DRM can be good thing
One of my most prized possessions is my bookshelf. It takes up an entire wall and is as much a self-portrait as any painting I could muster. I love lending books to friends, and quite often lose track of them, never to be seen again. I could do as some do and put my name on the inside cover, but don't always have the presence of mind to do so.
Anyhow, DRM has the potential not only to benefit the rights of the publisher but also the rights of the consumer. What if I could buy a cheap eBook with DRM locked down that prevents me lending it to others. Now, what if I could buy a slightly more expensive version that allows me to lend it to others. Going on from that, what if I could charge people for borrowing my books? Amazon surely has the potential to organise such a marketplace and, by charging a percentage, profit from it.
Public Libraries could negotiate special deals with publishers or resellers such as Amazon to pay not for the book but for the number of times it's borrowed. No more having to shell out for books that nobody borrows.
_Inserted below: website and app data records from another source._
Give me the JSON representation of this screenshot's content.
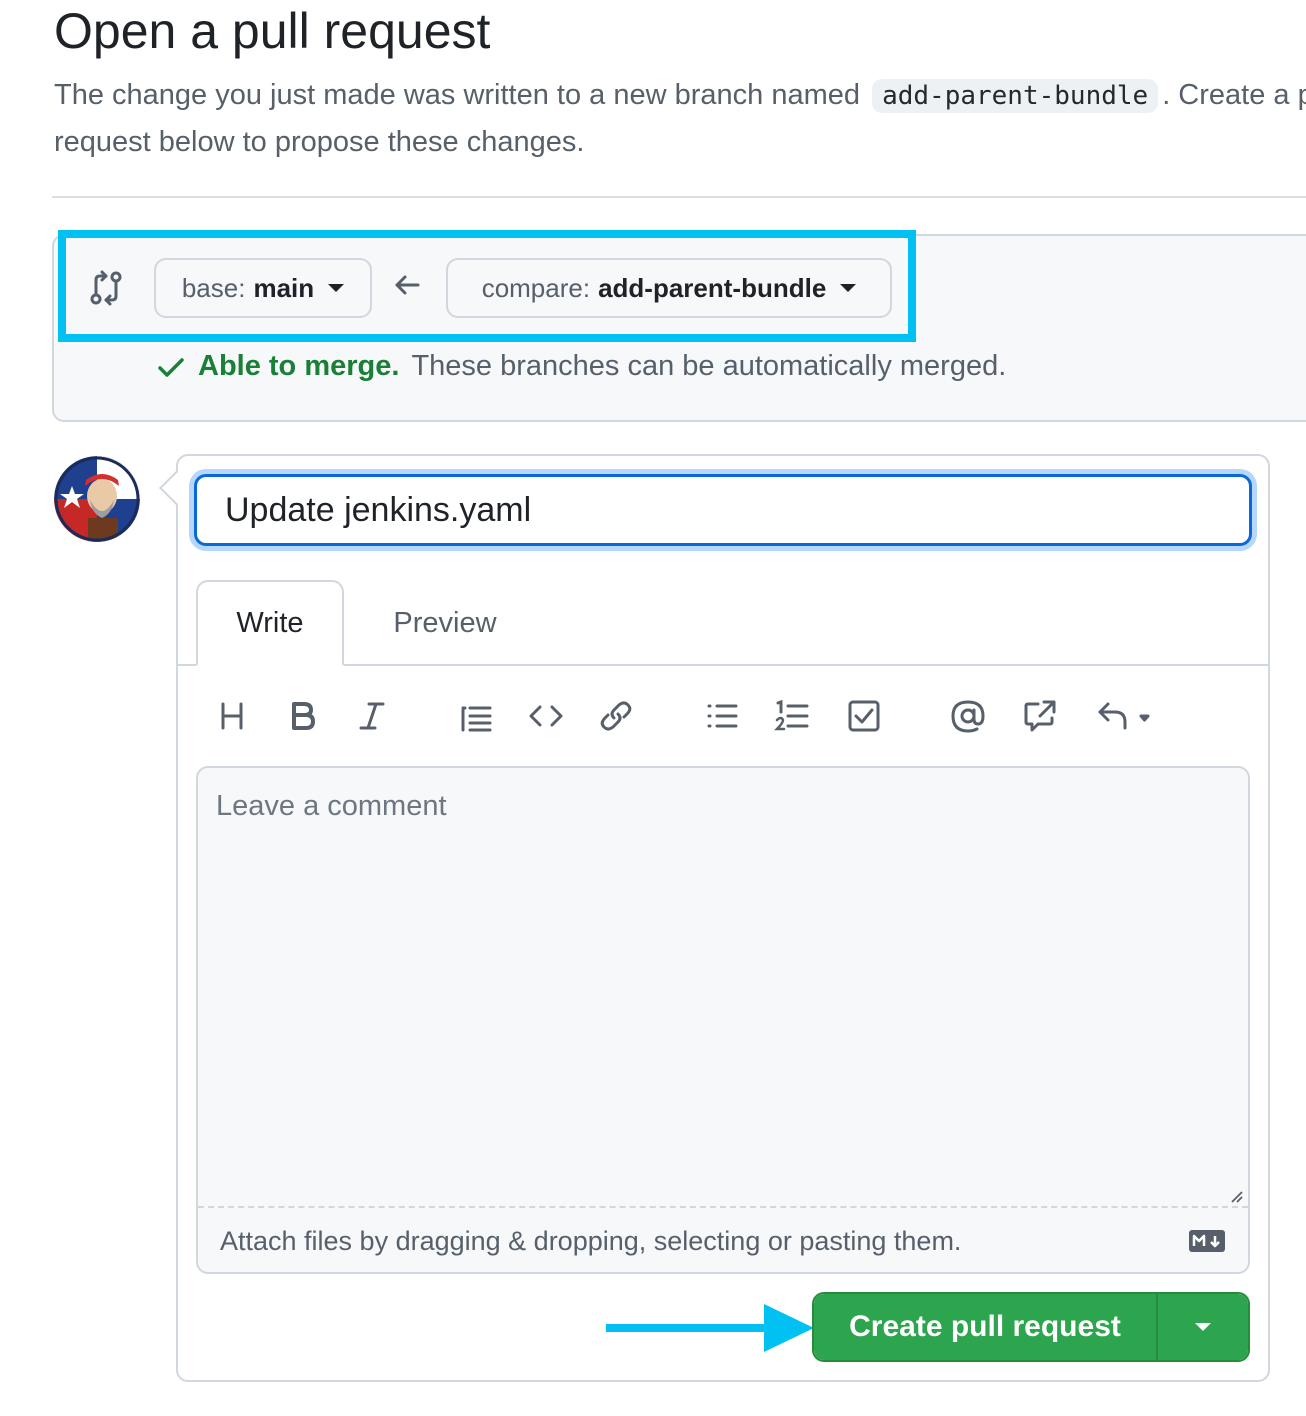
{
  "header": {
    "title": "Open a pull request",
    "description_before": "The change you just made was written to a new branch named",
    "branch_name": "add-parent-bundle",
    "description_after": ". Create a pull request below to propose these changes."
  },
  "range": {
    "base_label": "base:",
    "base_value": "main",
    "compare_label": "compare:",
    "compare_value": "add-parent-bundle",
    "merge_ok": "Able to merge.",
    "merge_text": "These branches can be automatically merged."
  },
  "form": {
    "title_value": "Update jenkins.yaml",
    "tabs": [
      {
        "label": "Write",
        "active": true
      },
      {
        "label": "Preview",
        "active": false
      }
    ],
    "toolbar_icons": [
      "heading-icon",
      "bold-icon",
      "italic-icon",
      "quote-icon",
      "code-icon",
      "link-icon",
      "unordered-list-icon",
      "ordered-list-icon",
      "task-list-icon",
      "mention-icon",
      "reference-icon",
      "reply-icon"
    ],
    "comment_placeholder": "Leave a comment",
    "attach_text": "Attach files by dragging & dropping, selecting or pasting them.",
    "submit_label": "Create pull request"
  },
  "colors": {
    "accent_highlight": "#00c1f1",
    "success_green": "#2da44e",
    "focus_blue": "#0969da"
  }
}
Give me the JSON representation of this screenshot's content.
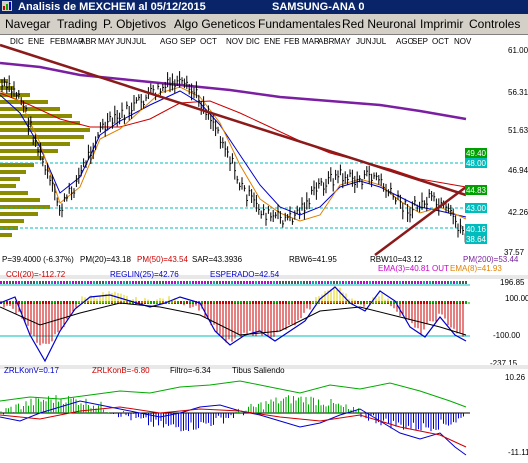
{
  "window": {
    "title": "Analisis de MEXCHEM al 05/12/2015",
    "subtitle": "SAMSUNG-ANA 0"
  },
  "menu": [
    "Navegar",
    "Trading",
    "P. Objetivos",
    "Algo Geneticos",
    "Fundamentales",
    "Red Neuronal",
    "Imprimir",
    "Controles"
  ],
  "colors": {
    "price_bars": "#000000",
    "trend_line": "#8b1a1a",
    "ma_purple": "#7b1fa2",
    "ma_red": "#cc0000",
    "ma_blue": "#0000cc",
    "ma_orange": "#e08000",
    "volume_profile": "#8b8b00",
    "level_cyan": "#00aaaa"
  },
  "price_panel": {
    "months": [
      "DIC",
      "ENE",
      "FEB",
      "MAR",
      "ABR",
      "MAY",
      "JUN",
      "JUL",
      "AGO",
      "SEP",
      "OCT",
      "NOV",
      "DIC",
      "ENE",
      "FEB",
      "MAR",
      "ABR",
      "MAY",
      "JUN",
      "JUL",
      "AGO",
      "SEP",
      "OCT",
      "NOV"
    ],
    "y_ticks": [
      "61.00",
      "56.31",
      "51.63",
      "46.94",
      "42.26",
      "37.57"
    ],
    "level_boxes": [
      {
        "label": "49.40",
        "color": "#00a000"
      },
      {
        "label": "48.00",
        "color": "#00bcbc"
      },
      {
        "label": "44.83",
        "color": "#00a000"
      },
      {
        "label": "43.00",
        "color": "#00bcbc"
      },
      {
        "label": "40.16",
        "color": "#00bcbc"
      },
      {
        "label": "38.64",
        "color": "#00bcbc"
      }
    ],
    "stats_line": [
      "P=39.4000 (-6.37%)",
      "PM(20)=43.18",
      "PM(50)=43.54",
      "SAR=43.3936",
      "RBW6=41.95",
      "RBW10=43.12",
      "PM(200)=53.44"
    ],
    "ema_line": [
      "EMA(3)=40.81 OUT",
      "EMA(8)=41.93"
    ]
  },
  "cci_panel": {
    "labels": [
      "CCI(20)=-112.72",
      "REGLIN(25)=42.76",
      "ESPERADO=42.54"
    ],
    "y_ticks": [
      "196.85",
      "100.00",
      "-100.00",
      "-237.15"
    ]
  },
  "zrl_panel": {
    "labels": [
      "ZRLKonV=0.17",
      "ZRLKonB=-6.80",
      "Filtro=-6.34",
      "Tibus Saliendo"
    ],
    "y_ticks": [
      "10.26",
      "-11.11"
    ]
  }
}
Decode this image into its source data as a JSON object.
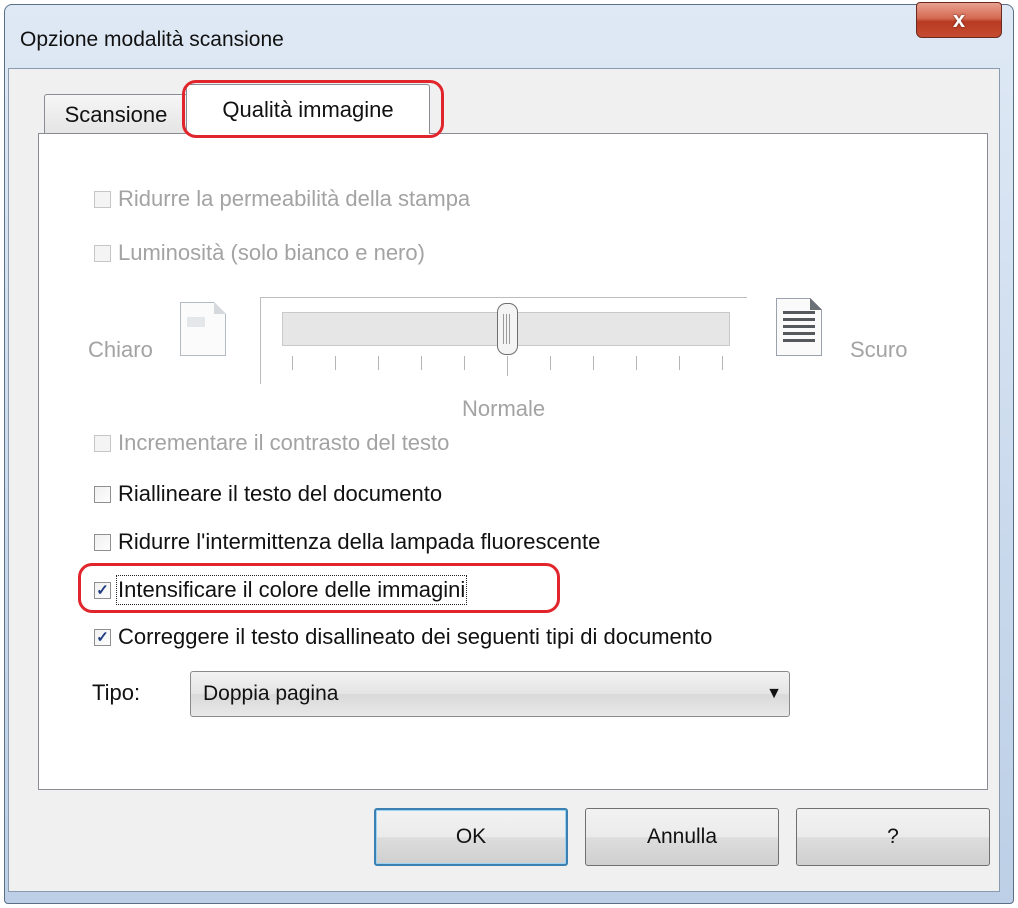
{
  "window": {
    "title": "Opzione modalità scansione",
    "close_label": "x"
  },
  "tabs": [
    {
      "label": "Scansione",
      "active": false
    },
    {
      "label": "Qualità immagine",
      "active": true
    }
  ],
  "options": {
    "reduce_bleed": {
      "label": "Ridurre la permeabilità della stampa",
      "checked": false,
      "enabled": false
    },
    "brightness": {
      "label": "Luminosità (solo bianco e nero)",
      "checked": false,
      "enabled": false
    },
    "contrast": {
      "label": "Incrementare il contrasto del testo",
      "checked": false,
      "enabled": false
    },
    "realign": {
      "label": "Riallineare il testo del documento",
      "checked": false,
      "enabled": true
    },
    "flicker": {
      "label": "Ridurre l'intermittenza della lampada fluorescente",
      "checked": false,
      "enabled": true
    },
    "intensify": {
      "label": "Intensificare il colore delle immagini",
      "checked": true,
      "enabled": true
    },
    "correct_skew": {
      "label": "Correggere il testo disallineato dei seguenti tipi di documento",
      "checked": true,
      "enabled": true
    }
  },
  "slider": {
    "left_label": "Chiaro",
    "right_label": "Scuro",
    "center_label": "Normale",
    "value_fraction": 0.5,
    "tick_count": 11
  },
  "type_select": {
    "label": "Tipo:",
    "value": "Doppia pagina"
  },
  "buttons": {
    "ok": "OK",
    "cancel": "Annulla",
    "help": "?"
  },
  "colors": {
    "highlight": "#e0262c",
    "close_button": "#c44b30",
    "checkmark": "#1f3b82"
  }
}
Whilst eBooks would surely be most efficiently distributed online, there will still be a need for public libraries to provide ICT equipment (such as the eBook readers themselves) and to instead become centres of local learning and knowledge.
And even when this utopia arrives, I will retain my bookshelf because there is something about a bookshelf that I will always like. I was more than happy to get rid of my shelf of CDs and VHS, but the shelf of well-thumbed Lonely Planet guides filled with photos and postcards of places we've visited are a rich reminder of travels past. The various signed copies (including a very special copy of Bear Grylls' Facing Up which includes an extra hand-written note noting the time he met my wife on Everest) and the OS maps that have worn thin through being folded and re-folded on various expeditions over the years are all irreplaceable and whilst I can access digital versions of all of them, the dead-tree versions contain sentiment that cannot be replaced.
Bring on DRM! Long live the paper book!